Repeat the listing below in full, keeping every character as it is.
+++ Input for this task +++
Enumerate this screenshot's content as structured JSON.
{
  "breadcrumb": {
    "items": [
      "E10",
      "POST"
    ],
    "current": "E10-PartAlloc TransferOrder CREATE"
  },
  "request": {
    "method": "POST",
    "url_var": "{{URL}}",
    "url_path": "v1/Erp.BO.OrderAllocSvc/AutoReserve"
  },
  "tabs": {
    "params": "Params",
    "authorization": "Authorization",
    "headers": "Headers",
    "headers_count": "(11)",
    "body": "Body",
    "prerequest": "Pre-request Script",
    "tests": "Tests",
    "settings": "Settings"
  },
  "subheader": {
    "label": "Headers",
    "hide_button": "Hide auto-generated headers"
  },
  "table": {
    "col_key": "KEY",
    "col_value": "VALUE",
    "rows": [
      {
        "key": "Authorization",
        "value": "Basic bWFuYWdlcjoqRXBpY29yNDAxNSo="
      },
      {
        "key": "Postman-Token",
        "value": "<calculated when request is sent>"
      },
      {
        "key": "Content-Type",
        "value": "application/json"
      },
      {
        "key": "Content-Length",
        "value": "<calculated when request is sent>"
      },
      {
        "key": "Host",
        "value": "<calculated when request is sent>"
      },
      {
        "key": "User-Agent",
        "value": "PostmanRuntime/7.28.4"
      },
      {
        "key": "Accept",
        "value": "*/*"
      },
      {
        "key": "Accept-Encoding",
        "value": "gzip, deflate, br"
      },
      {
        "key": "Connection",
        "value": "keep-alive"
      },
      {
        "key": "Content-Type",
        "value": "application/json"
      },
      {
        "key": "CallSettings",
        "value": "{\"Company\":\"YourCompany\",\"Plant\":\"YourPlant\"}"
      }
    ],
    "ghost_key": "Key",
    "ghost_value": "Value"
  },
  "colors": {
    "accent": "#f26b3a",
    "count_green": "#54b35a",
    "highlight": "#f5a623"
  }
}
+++
● Solution
Enumerate this screenshot's content as structured JSON.
{
  "breadcrumb": {
    "items": [
      "E10",
      "POST"
    ],
    "current": "E10-PartAlloc TransferOrder CREATE"
  },
  "request": {
    "method": "POST",
    "url_var": "{{URL}}",
    "url_path": "v1/Erp.BO.OrderAllocSvc/AutoReserve"
  },
  "tabs": {
    "params": "Params",
    "authorization": "Authorization",
    "headers": "Headers",
    "headers_count": "(11)",
    "body": "Body",
    "prerequest": "Pre-request Script",
    "tests": "Tests",
    "settings": "Settings"
  },
  "subheader": {
    "label": "Headers",
    "hide_button": "Hide auto-generated headers"
  },
  "table": {
    "col_key": "KEY",
    "col_value": "VALUE",
    "rows": [
      {
        "key": "Authorization",
        "value": "Basic bWFuYWdlcjoqRXBpY29yNDAxNSo="
      },
      {
        "key": "Postman-Token",
        "value": "<calculated when request is sent>"
      },
      {
        "key": "Content-Type",
        "value": "application/json"
      },
      {
        "key": "Content-Length",
        "value": "<calculated when request is sent>"
      },
      {
        "key": "Host",
        "value": "<calculated when request is sent>"
      },
      {
        "key": "User-Agent",
        "value": "PostmanRuntime/7.28.4"
      },
      {
        "key": "Accept",
        "value": "*/*"
      },
      {
        "key": "Accept-Encoding",
        "value": "gzip, deflate, br"
      },
      {
        "key": "Connection",
        "value": "keep-alive"
      },
      {
        "key": "Content-Type",
        "value": "application/json"
      },
      {
        "key": "CallSettings",
        "value": "{\"Company\":\"YourCompany\",\"Plant\":\"YourPlant\"}"
      }
    ],
    "ghost_key": "Key",
    "ghost_value": "Value"
  },
  "colors": {
    "accent": "#f26b3a",
    "count_green": "#54b35a",
    "highlight": "#f5a623"
  }
}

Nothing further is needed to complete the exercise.